Hiatal Hernias and Acid Reflux

A hernia is caused when the muscle that holds an internal organ in place relaxes, allowing for movement of that organ, which can cause a multitude of problems, and in some cases, and inordinate amount of pain. The hiatal hernia, simply put, occurs when the stomach slides from the abdominal cavity partially into the chest cavity.

We know by now that what causes acid reflux is the failure of the valve, or the lower esophageal sphincter (LES) to close properly after food has been ingested, thereby allowing for the fluid to rise from the stomach into the esophagus. A hiatal hernia will weaken the LES, thereby making it more difficult for it to close properly, and thus allow for fluid to reflux out of the stomach.

Although it is clear that there is a direct correlation between acid reflux and hiatal hernias (most people discover that they have a hiatal hernia when they get examined by their doctor for acid reflux), they are not necessarily always seen in tandem with each other. You may have GERD without having a hiatal hernia and vice versa.
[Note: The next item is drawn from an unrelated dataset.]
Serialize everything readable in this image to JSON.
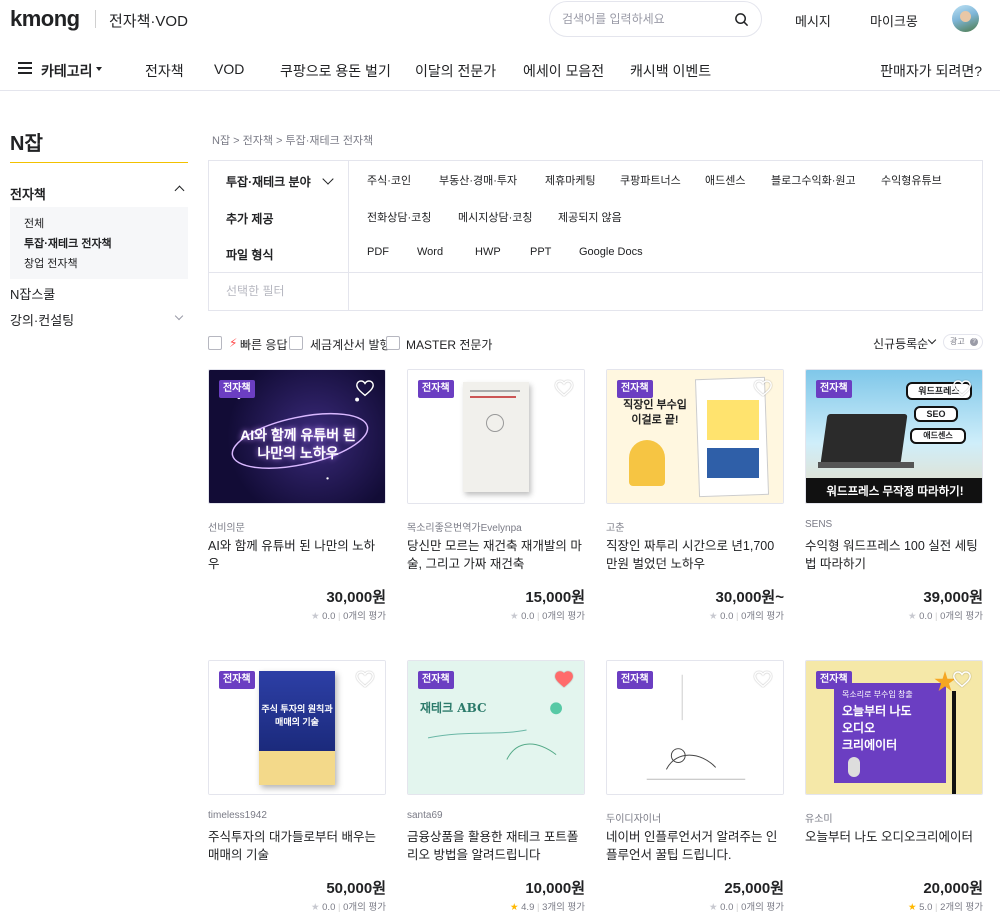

Common causes of a hiatal hernia are; pregnancy, obesity, tight clothing around the abdomen, constipation, chronic coughing, strenuous weightlifting, or abdominal injury. Many people who have a hiatal hernia do not know because unlike other forms of hernia, the hiatal hernia does not show itself physically, i.e. there are no bumps or protrusions recognizable on the outside of the body. Generally, hiatal hernias are more common amongst people over fifty; it is very rare for a young adult or child to have this condition.

In order to alleviate, or to reduce the intensity of these symptoms, you should do the following;
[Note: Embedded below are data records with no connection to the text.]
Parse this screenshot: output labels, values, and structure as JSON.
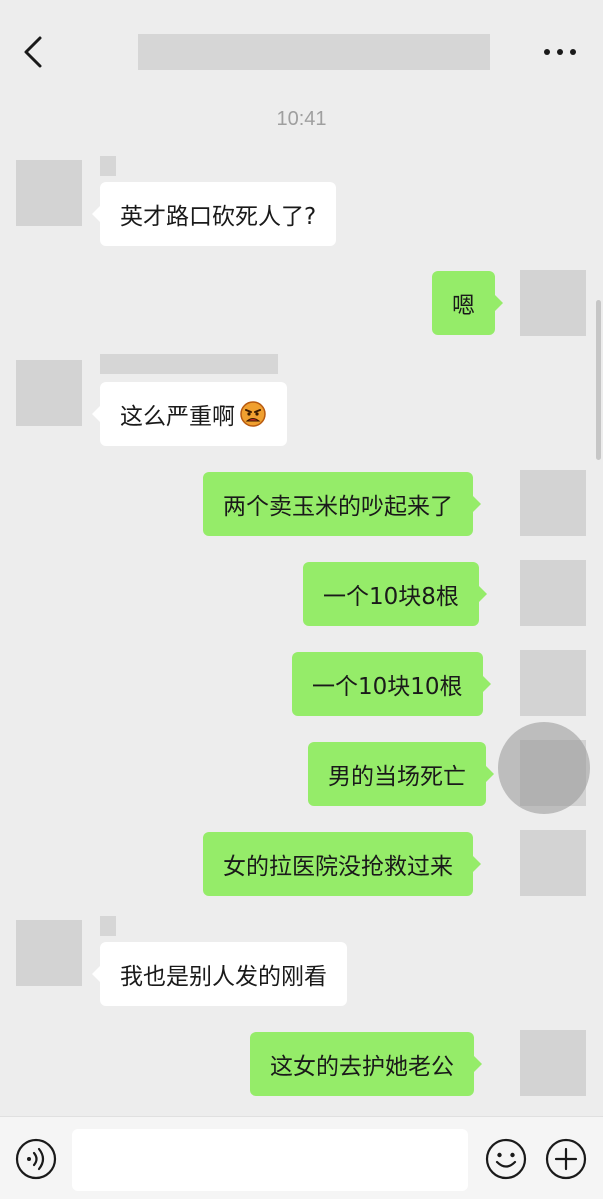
{
  "header": {
    "time": "10:41"
  },
  "messages": [
    {
      "side": "in",
      "text": "英才路口砍死人了?"
    },
    {
      "side": "out",
      "text": "嗯"
    },
    {
      "side": "in",
      "text": "这么严重啊",
      "emoji": "angry-face-emoji"
    },
    {
      "side": "out",
      "text": "两个卖玉米的吵起来了"
    },
    {
      "side": "out",
      "text": "一个10块8根"
    },
    {
      "side": "out",
      "text": "一个10块10根"
    },
    {
      "side": "out",
      "text": "男的当场死亡"
    },
    {
      "side": "out",
      "text": "女的拉医院没抢救过来"
    },
    {
      "side": "in",
      "text": "我也是别人发的刚看"
    },
    {
      "side": "out",
      "text": "这女的去护她老公"
    }
  ],
  "icons": {
    "back": "chevron-left-icon",
    "more": "more-dots-icon",
    "voice": "voice-icon",
    "emoji": "smiley-icon",
    "plus": "plus-icon"
  },
  "colors": {
    "background": "#ededed",
    "incoming_bubble": "#ffffff",
    "outgoing_bubble": "#95ec69",
    "placeholder": "#d3d3d3"
  },
  "input": {
    "value": "",
    "placeholder": ""
  }
}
– Eat smaller meals more frequently

– Avoid acidic or spicy food

– Do not eat before going to bed

– Avoid heavy lifting

– Avoid bending after heavy meals (which you won’t be having anyways, because you’ll be grazing instead!)

– Lose weight

– Quit smoking.

There are a variety of medications that you can take as well including antacids, proton pump inhibitors, and but the easiest, most effective way to decrease your symptoms is to alter your diet to include foods that are easily digestible and avoid those that stimulate flare ups.

Surgery in the vast majority of cases is extremely rare as most people with hiatal hernias continue to live a normal life without discomfort or additional problems. With that said, however, you never want to ignore an issue that is going on in your body and will probably want to address it. If you are having trouble swallowing, a sore throat, wheezing or coughing, or difficulty breathing, then you most certainly will want to consult your doctor.

While most specialists recommend that you make the lifestyle changes noted above rather than resorting to pharmaceuticals as the first line of defense, you definitely should make an appointment to see your doctor if you have any persistent symptoms.